Go through the material below and copy all lines with "Configuration".

----

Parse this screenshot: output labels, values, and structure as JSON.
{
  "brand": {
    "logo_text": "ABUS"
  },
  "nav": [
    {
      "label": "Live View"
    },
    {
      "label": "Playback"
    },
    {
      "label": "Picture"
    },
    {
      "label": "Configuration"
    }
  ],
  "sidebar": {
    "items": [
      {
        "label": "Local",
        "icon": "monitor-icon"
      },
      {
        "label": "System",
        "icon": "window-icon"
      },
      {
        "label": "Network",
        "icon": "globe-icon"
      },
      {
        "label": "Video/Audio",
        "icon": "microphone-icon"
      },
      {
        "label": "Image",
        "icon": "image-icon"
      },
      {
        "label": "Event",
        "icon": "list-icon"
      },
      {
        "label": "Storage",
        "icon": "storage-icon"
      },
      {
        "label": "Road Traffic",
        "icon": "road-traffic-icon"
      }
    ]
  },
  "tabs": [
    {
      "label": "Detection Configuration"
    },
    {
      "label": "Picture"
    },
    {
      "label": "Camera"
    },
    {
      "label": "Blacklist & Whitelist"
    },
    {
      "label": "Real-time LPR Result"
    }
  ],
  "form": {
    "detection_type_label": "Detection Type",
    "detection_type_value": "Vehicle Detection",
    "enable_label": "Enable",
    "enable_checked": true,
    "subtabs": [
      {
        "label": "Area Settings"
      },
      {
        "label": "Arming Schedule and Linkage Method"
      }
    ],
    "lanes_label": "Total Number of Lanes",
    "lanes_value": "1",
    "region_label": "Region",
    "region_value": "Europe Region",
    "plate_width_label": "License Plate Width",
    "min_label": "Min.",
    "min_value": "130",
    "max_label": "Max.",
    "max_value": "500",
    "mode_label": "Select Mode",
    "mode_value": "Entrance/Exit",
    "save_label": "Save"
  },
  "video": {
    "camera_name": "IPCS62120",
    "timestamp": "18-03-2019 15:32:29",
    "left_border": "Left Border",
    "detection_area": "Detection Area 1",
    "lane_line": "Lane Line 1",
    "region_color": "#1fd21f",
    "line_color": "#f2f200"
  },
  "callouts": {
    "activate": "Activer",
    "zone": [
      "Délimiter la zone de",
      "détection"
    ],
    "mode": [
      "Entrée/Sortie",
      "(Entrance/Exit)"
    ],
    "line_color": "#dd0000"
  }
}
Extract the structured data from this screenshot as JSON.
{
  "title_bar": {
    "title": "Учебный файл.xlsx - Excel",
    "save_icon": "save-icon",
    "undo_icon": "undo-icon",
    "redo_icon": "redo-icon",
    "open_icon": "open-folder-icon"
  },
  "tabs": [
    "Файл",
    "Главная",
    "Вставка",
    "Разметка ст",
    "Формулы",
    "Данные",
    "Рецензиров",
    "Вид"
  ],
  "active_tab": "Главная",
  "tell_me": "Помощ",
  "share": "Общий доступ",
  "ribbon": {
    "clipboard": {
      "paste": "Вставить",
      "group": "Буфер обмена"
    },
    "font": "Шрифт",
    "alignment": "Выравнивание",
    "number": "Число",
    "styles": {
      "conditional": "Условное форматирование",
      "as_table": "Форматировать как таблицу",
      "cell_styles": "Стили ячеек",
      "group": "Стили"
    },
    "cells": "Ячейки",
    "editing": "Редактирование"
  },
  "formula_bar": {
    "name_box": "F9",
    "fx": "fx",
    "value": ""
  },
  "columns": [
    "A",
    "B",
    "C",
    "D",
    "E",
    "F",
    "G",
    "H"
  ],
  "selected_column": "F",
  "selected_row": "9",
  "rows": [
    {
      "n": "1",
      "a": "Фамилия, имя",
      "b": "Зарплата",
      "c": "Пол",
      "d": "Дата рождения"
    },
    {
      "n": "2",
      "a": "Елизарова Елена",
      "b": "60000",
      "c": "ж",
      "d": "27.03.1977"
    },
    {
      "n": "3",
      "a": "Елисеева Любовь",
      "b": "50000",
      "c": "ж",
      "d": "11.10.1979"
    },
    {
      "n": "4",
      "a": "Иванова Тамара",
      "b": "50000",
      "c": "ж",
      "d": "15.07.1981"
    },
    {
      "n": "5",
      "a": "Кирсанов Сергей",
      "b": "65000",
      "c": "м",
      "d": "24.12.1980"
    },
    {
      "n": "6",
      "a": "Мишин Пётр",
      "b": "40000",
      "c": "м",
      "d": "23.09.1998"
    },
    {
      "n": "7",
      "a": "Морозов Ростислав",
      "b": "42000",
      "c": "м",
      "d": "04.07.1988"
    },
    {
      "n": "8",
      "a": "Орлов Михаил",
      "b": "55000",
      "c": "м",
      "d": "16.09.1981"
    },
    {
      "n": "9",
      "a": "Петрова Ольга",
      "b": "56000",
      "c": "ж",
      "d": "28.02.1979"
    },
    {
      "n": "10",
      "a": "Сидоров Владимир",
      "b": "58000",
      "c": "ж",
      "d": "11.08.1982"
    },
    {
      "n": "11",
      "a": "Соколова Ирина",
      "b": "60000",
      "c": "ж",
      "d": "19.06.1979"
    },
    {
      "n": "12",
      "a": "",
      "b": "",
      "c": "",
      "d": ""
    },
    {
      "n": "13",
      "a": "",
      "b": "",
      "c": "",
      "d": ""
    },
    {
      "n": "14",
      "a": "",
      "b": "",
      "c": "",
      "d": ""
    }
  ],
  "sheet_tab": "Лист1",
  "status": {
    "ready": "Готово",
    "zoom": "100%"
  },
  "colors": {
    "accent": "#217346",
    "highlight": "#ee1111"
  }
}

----

▸ Response box
      "label": "Configuration"
      "label": "Detection Configuration"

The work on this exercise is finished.